YOUR INSTRUCTIONS –
Write out all of the listing exactly. Add nothing to it.

** DATA LISTING follows **

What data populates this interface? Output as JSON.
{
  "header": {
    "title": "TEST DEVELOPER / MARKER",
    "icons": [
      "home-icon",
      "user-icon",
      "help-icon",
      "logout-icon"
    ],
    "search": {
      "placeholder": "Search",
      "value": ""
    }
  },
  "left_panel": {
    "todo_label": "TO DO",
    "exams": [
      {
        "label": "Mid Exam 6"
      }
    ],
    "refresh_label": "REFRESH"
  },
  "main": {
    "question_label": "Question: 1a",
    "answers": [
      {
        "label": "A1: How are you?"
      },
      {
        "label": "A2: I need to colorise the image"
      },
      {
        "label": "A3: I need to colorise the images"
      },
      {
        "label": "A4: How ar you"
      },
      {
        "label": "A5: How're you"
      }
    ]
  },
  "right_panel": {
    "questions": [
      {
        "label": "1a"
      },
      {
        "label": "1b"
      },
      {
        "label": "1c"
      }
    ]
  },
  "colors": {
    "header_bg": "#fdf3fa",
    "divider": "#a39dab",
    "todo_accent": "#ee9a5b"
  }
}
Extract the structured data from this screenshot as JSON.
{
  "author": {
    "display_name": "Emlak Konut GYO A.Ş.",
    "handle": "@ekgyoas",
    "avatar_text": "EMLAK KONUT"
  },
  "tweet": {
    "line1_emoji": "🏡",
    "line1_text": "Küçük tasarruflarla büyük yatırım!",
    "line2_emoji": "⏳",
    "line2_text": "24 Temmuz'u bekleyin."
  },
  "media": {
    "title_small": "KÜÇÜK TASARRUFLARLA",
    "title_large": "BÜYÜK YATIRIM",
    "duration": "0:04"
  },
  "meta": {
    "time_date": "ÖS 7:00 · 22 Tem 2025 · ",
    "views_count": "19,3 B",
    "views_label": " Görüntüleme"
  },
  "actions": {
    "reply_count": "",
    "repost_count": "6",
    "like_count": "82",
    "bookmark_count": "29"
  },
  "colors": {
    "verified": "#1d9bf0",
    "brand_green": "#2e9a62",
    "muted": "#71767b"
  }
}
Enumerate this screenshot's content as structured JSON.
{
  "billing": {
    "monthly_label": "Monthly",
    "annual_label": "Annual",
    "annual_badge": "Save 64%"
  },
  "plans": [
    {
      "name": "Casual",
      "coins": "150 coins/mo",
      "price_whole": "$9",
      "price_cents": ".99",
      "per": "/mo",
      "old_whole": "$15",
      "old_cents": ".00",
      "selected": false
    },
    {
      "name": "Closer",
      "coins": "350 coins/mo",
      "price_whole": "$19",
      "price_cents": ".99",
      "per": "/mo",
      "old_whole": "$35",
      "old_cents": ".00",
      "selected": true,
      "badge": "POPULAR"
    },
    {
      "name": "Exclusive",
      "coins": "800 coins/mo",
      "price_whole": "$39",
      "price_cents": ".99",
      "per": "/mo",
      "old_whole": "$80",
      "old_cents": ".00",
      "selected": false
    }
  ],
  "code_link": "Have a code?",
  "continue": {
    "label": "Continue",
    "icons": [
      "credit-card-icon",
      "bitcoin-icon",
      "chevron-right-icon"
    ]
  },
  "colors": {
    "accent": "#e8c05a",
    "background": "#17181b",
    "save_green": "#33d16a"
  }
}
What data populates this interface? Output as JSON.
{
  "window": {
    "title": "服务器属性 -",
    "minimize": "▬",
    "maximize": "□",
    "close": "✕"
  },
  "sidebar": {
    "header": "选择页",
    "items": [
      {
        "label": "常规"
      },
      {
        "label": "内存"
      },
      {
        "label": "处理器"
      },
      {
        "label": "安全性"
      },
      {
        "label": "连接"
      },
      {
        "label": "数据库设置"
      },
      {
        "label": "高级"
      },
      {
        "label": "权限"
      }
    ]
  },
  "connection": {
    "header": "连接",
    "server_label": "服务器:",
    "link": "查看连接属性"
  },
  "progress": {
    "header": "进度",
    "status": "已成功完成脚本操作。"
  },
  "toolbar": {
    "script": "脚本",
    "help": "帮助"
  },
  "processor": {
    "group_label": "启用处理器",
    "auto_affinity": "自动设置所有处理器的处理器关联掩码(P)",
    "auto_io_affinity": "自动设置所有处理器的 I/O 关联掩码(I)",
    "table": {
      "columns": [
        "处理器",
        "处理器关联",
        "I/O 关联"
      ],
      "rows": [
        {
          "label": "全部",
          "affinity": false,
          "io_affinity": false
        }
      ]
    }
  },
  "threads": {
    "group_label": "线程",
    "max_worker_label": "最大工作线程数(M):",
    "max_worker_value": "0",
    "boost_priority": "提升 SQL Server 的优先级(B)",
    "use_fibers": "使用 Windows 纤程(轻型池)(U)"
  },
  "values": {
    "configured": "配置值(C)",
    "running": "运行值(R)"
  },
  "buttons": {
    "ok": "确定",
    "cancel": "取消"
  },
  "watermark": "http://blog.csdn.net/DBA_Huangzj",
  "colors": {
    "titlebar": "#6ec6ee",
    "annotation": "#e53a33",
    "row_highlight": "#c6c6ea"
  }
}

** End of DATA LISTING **

WORKED SOLUTION –
What data populates this interface? Output as JSON.
{
  "header": {
    "title": "TEST DEVELOPER / MARKER",
    "icons": [
      "home-icon",
      "user-icon",
      "help-icon",
      "logout-icon"
    ],
    "search": {
      "placeholder": "Search",
      "value": ""
    }
  },
  "left_panel": {
    "todo_label": "TO DO",
    "exams": [
      {
        "label": "Mid Exam 6"
      }
    ],
    "refresh_label": "REFRESH"
  },
  "main": {
    "question_label": "Question: 1a",
    "answers": [
      {
        "label": "A1: How are you?"
      },
      {
        "label": "A2: I need to colorise the image"
      },
      {
        "label": "A3: I need to colorise the images"
      },
      {
        "label": "A4: How ar you"
      },
      {
        "label": "A5: How're you"
      }
    ]
  },
  "right_panel": {
    "questions": [
      {
        "label": "1a"
      },
      {
        "label": "1b"
      },
      {
        "label": "1c"
      }
    ]
  },
  "colors": {
    "header_bg": "#fdf3fa",
    "divider": "#a39dab",
    "todo_accent": "#ee9a5b"
  }
}
Extract the structured data from this screenshot as JSON.
{
  "author": {
    "display_name": "Emlak Konut GYO A.Ş.",
    "handle": "@ekgyoas",
    "avatar_text": "EMLAK KONUT"
  },
  "tweet": {
    "line1_emoji": "🏡",
    "line1_text": "Küçük tasarruflarla büyük yatırım!",
    "line2_emoji": "⏳",
    "line2_text": "24 Temmuz'u bekleyin."
  },
  "media": {
    "title_small": "KÜÇÜK TASARRUFLARLA",
    "title_large": "BÜYÜK YATIRIM",
    "duration": "0:04"
  },
  "meta": {
    "time_date": "ÖS 7:00 · 22 Tem 2025 · ",
    "views_count": "19,3 B",
    "views_label": " Görüntüleme"
  },
  "actions": {
    "reply_count": "",
    "repost_count": "6",
    "like_count": "82",
    "bookmark_count": "29"
  },
  "colors": {
    "verified": "#1d9bf0",
    "brand_green": "#2e9a62",
    "muted": "#71767b"
  }
}
Enumerate this screenshot's content as structured JSON.
{
  "billing": {
    "monthly_label": "Monthly",
    "annual_label": "Annual",
    "annual_badge": "Save 64%"
  },
  "plans": [
    {
      "name": "Casual",
      "coins": "150 coins/mo",
      "price_whole": "$9",
      "price_cents": ".99",
      "per": "/mo",
      "old_whole": "$15",
      "old_cents": ".00",
      "selected": false
    },
    {
      "name": "Closer",
      "coins": "350 coins/mo",
      "price_whole": "$19",
      "price_cents": ".99",
      "per": "/mo",
      "old_whole": "$35",
      "old_cents": ".00",
      "selected": true,
      "badge": "POPULAR"
    },
    {
      "name": "Exclusive",
      "coins": "800 coins/mo",
      "price_whole": "$39",
      "price_cents": ".99",
      "per": "/mo",
      "old_whole": "$80",
      "old_cents": ".00",
      "selected": false
    }
  ],
  "code_link": "Have a code?",
  "continue": {
    "label": "Continue",
    "icons": [
      "credit-card-icon",
      "bitcoin-icon",
      "chevron-right-icon"
    ]
  },
  "colors": {
    "accent": "#e8c05a",
    "background": "#17181b",
    "save_green": "#33d16a"
  }
}
What data populates this interface? Output as JSON.
{
  "window": {
    "title": "服务器属性 -",
    "minimize": "▬",
    "maximize": "□",
    "close": "✕"
  },
  "sidebar": {
    "header": "选择页",
    "items": [
      {
        "label": "常规"
      },
      {
        "label": "内存"
      },
      {
        "label": "处理器"
      },
      {
        "label": "安全性"
      },
      {
        "label": "连接"
      },
      {
        "label": "数据库设置"
      },
      {
        "label": "高级"
      },
      {
        "label": "权限"
      }
    ]
  },
  "connection": {
    "header": "连接",
    "server_label": "服务器:",
    "link": "查看连接属性"
  },
  "progress": {
    "header": "进度",
    "status": "已成功完成脚本操作。"
  },
  "toolbar": {
    "script": "脚本",
    "help": "帮助"
  },
  "processor": {
    "group_label": "启用处理器",
    "auto_affinity": "自动设置所有处理器的处理器关联掩码(P)",
    "auto_io_affinity": "自动设置所有处理器的 I/O 关联掩码(I)",
    "table": {
      "columns": [
        "处理器",
        "处理器关联",
        "I/O 关联"
      ],
      "rows": [
        {
          "label": "全部",
          "affinity": false,
          "io_affinity": false
        }
      ]
    }
  },
  "threads": {
    "group_label": "线程",
    "max_worker_label": "最大工作线程数(M):",
    "max_worker_value": "0",
    "boost_priority": "提升 SQL Server 的优先级(B)",
    "use_fibers": "使用 Windows 纤程(轻型池)(U)"
  },
  "values": {
    "configured": "配置值(C)",
    "running": "运行值(R)"
  },
  "buttons": {
    "ok": "确定",
    "cancel": "取消"
  },
  "watermark": "http://blog.csdn.net/DBA_Huangzj",
  "colors": {
    "titlebar": "#6ec6ee",
    "annotation": "#e53a33",
    "row_highlight": "#c6c6ea"
  }
}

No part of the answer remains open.